Legal Help for Victims of Hospital Associated Sepsis

West Virginia medical malpractice attorneys offer skilled representation to individuals with blood infections

Sepsis, also called septicemia, is a potentially life-threatening complication caused by an infection. Sepsis occurs when chemicals released into the bloodstream to fight the infection trigger inflammatory responses throughout the body. Severe sepsis affects more than a million Americans each year. According to the Centers for Disease Control, as many as half of them die from it.

Paulson & Nace, PLLC is a family-owned and managed firm of medical malpractice lawyers. We are well known and highly regarded throughout West Virginia. Our team of West Virginia medical malpractice attorneys has helped numerous individuals and families obtain fair compensation for harm caused by misdiagnosed or untreated blood infections. Let us help you and your family, too.

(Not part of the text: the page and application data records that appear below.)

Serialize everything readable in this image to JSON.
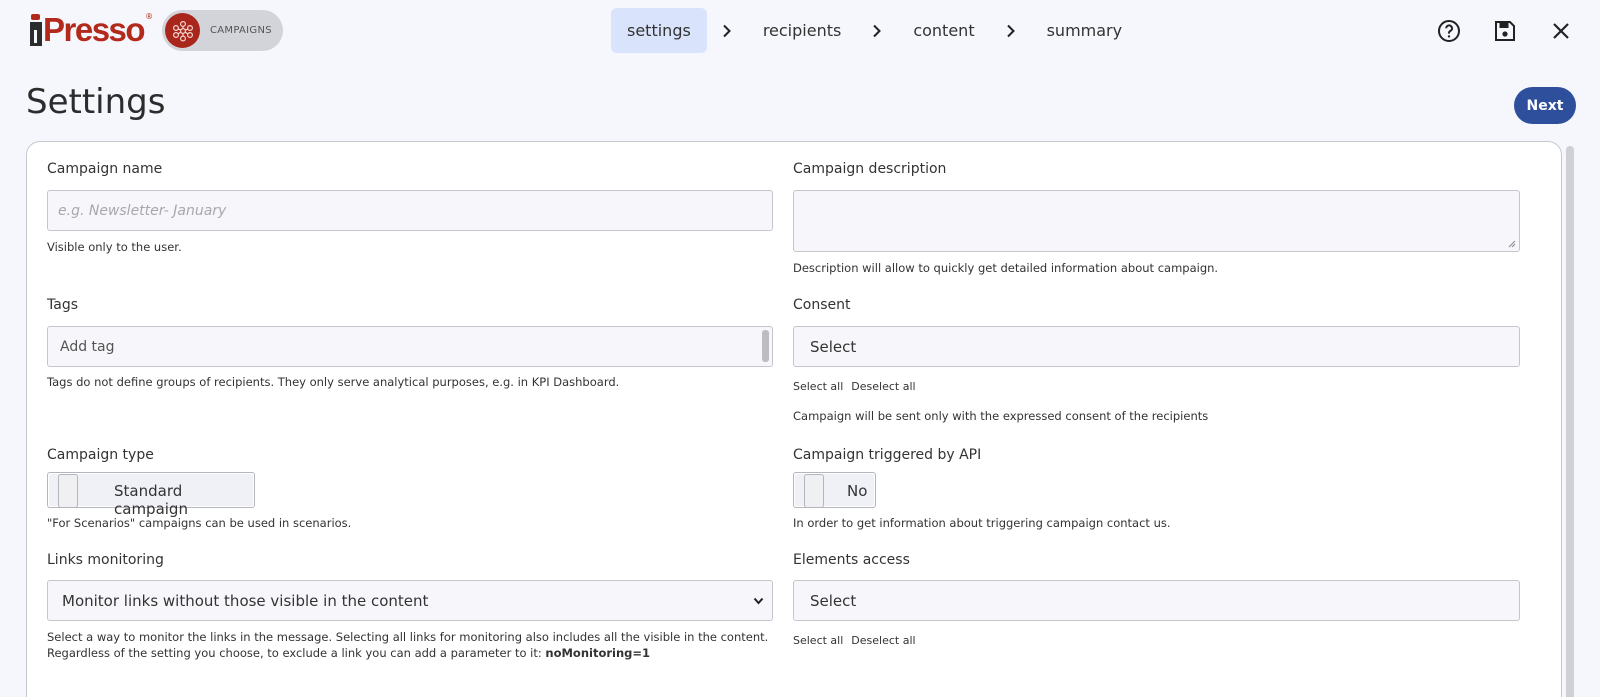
{
  "app": {
    "logo_text": "Presso",
    "logo_reg": "®",
    "module_label": "CAMPAIGNS"
  },
  "stepper": {
    "steps": [
      "settings",
      "recipients",
      "content",
      "summary"
    ],
    "active": "settings"
  },
  "header": {
    "title": "Settings",
    "next_label": "Next"
  },
  "icons": {
    "help": "help-circle-icon",
    "save": "save-disk-icon",
    "close": "close-icon",
    "module": "campaigns-network-icon",
    "step_separator": "chevron-right-icon"
  },
  "colors": {
    "brand_red": "#b32a1d",
    "primary_blue": "#2d4f9c",
    "active_step_bg": "#d9e3fb"
  },
  "form": {
    "campaign_name": {
      "label": "Campaign name",
      "value": "",
      "placeholder": "e.g. Newsletter- January",
      "help": "Visible only to the user."
    },
    "campaign_description": {
      "label": "Campaign description",
      "value": "",
      "help": "Description will allow to quickly get detailed information about campaign."
    },
    "tags": {
      "label": "Tags",
      "value": "",
      "placeholder": "Add tag",
      "help": "Tags do not define groups of recipients. They only serve analytical purposes, e.g. in KPI Dashboard."
    },
    "consent": {
      "label": "Consent",
      "value": "Select",
      "select_all": "Select all",
      "deselect_all": "Deselect all",
      "help": "Campaign will be sent only with the expressed consent of the recipients"
    },
    "campaign_type": {
      "label": "Campaign type",
      "value": "Standard campaign",
      "help": "\"For Scenarios\" campaigns can be used in scenarios."
    },
    "triggered_by_api": {
      "label": "Campaign triggered by API",
      "value": "No",
      "help": "In order to get information about triggering campaign contact us."
    },
    "links_monitoring": {
      "label": "Links monitoring",
      "value": "Monitor links without those visible in the content",
      "help_line1": "Select a way to monitor the links in the message. Selecting all links for monitoring also includes all the visible in the content.",
      "help_line2": "Regardless of the setting you choose, to exclude a link you can add a parameter to it:",
      "help_code": "noMonitoring=1"
    },
    "elements_access": {
      "label": "Elements access",
      "value": "Select",
      "select_all": "Select all",
      "deselect_all": "Deselect all"
    }
  }
}
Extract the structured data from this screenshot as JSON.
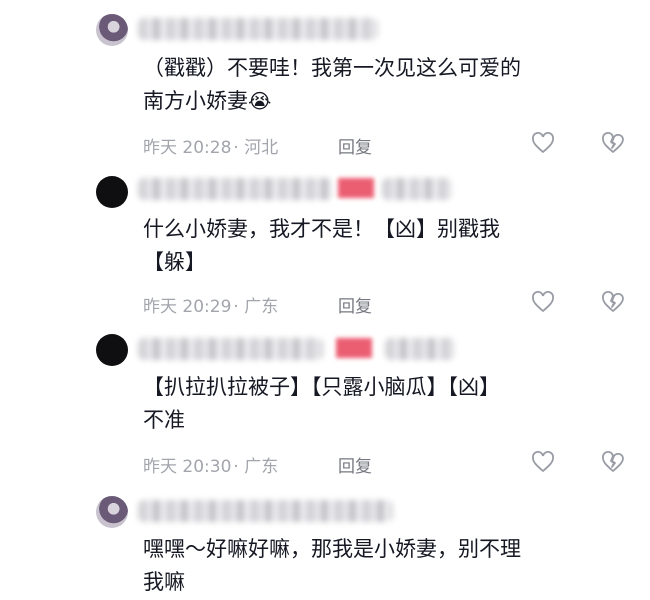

How sepsis is acquired, and its symptoms

Sepsis always begins with an infection that is left untreated. As the infection worsens, the body releases chemical substances into the bloodstream to fight it. These same substances trigger a full-body inflammatory response that can damage multiple organ systems and cause them to fail. If sepsis progresses to septic shock, blood pressure can drop dramatically and cause death. In the case of healthcare-associated infection (HAI), it can result from poor sterile technique associated with ventilators, catheters, intravenous infusions, and surgical wound treatment. It can also result from a hospital’s failure to diagnose and isolate patients with communicable infections. If medical malpractice is involved, our West Virginia lawyers can help.

The symptoms of septic infection present in three stages, starting with sepsis and progressing through severe sepsis to septic shock. It is easily diagnosed and treated during its first stage before it becomes life threatening. To be diagnosed with sepsis a patient must exhibit at least two of these symptoms:

  • Body temperature above 101°F (38.3°C) or below 96.8°F (36°C)
  • Heart rate higher than 90 beats per minute
  • Respiratory rate higher than 20 breaths per minute
  • Probable or confirmed infection

In severe sepsis, significantly decreased urine output, abrupt changes in mental status, decreased blood platelet count, breathing difficulty, abnormal heart function, or abdominal pain, indicates that an organ may be failing. In septic shock, the patient presents all the signs and symptoms of severe sepsis—plus extremely low blood pressure that is unresponsive to simple fluid replacement.

Sepsis may be misdiagnosed as the flu when a patient’s medical history is incomplete and fails to indicate a recent hospital stay or surgical procedure. It is most common and most dangerous in older adults and in patients with weakened immune systems. Early treatment of sepsis, usually with antibiotics and large quantities of intravenous fluids, improves the chances of survival. Let a West Virginia medical negligence lawyer from our firm know if we can help in any way if you or a loved one has suffered from sepsis.

Your attorney for undiagnosed healthcare-acquired sepsis in West Virginia

If you or a loved one has been injured because of a healthcare-acquired infection, Paulson & Nace, PLLC, our family-owned and managed law firm, wants to represent you. We are widely recognized throughout West Virginia for compassionate care and comprehensive legal services to families, and for our aggressive advocacy for victims of medical malpractice. When you choose a qualified medical malpractice lawyer from our practice to represent you, you are choosing a team that values families and family relationships. Please call 304-741-8079 or fill out our contact form to tell us your story in a no-obligation consultation. Our office is located at 3501 Maccorkle Ave SE, Charleston, WV 25304.

We have dedicated our lives to helping medical malpractice victims. Let us help you.